* Task to complete:
Take each line below that has "icon" and copy it.

(Dataset items)
>>

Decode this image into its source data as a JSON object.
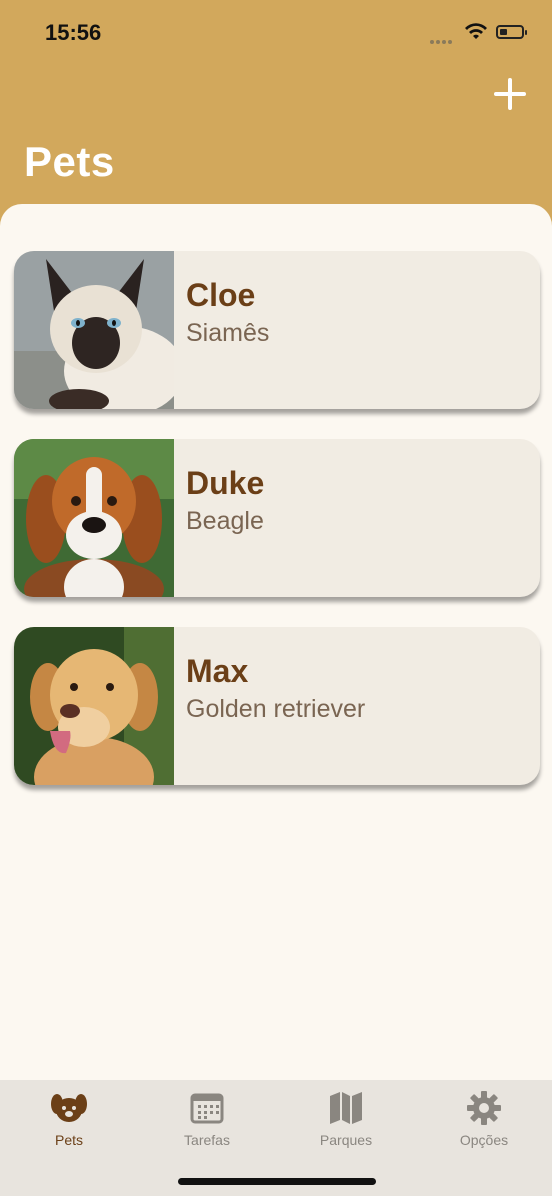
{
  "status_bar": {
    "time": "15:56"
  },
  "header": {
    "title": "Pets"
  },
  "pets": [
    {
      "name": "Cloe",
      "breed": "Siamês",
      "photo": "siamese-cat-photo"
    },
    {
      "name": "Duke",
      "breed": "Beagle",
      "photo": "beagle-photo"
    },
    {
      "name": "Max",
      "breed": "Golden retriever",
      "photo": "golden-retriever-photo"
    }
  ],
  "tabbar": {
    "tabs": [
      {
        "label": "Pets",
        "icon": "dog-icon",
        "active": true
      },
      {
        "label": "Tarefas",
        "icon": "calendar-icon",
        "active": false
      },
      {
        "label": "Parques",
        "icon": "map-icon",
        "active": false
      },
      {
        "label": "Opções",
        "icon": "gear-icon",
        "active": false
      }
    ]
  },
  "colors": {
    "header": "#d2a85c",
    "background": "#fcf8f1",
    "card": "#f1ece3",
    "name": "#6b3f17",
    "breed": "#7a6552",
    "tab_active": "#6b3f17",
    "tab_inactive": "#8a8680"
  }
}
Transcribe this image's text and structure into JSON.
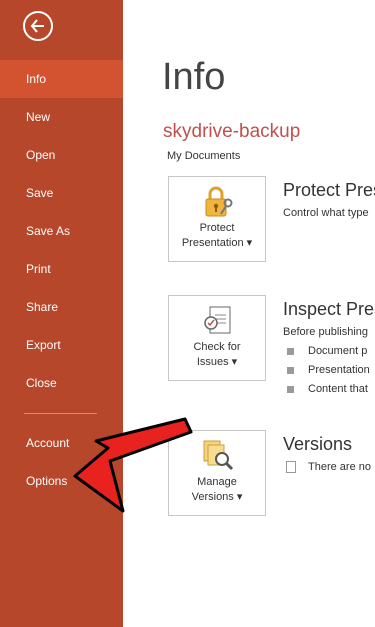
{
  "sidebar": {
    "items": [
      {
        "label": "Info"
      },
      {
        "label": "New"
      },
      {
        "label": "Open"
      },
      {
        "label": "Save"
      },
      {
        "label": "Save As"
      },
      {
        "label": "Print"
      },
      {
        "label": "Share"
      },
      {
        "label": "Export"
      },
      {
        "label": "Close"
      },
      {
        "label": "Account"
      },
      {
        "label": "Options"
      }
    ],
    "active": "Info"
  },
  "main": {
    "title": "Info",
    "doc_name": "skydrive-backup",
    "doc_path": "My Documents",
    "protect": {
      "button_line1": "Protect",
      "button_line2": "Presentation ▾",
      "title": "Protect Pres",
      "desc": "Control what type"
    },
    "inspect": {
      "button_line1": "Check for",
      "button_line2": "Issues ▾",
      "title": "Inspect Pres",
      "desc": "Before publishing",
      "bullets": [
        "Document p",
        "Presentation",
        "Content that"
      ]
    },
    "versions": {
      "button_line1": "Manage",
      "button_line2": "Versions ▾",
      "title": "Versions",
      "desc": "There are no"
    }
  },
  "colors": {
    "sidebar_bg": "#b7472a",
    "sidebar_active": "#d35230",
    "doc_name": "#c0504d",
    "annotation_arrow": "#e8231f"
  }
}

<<

* Exercise answer:
        "icon": "dog-icon",
        "icon": "calendar-icon",
        "icon": "map-icon",
        "icon": "gear-icon",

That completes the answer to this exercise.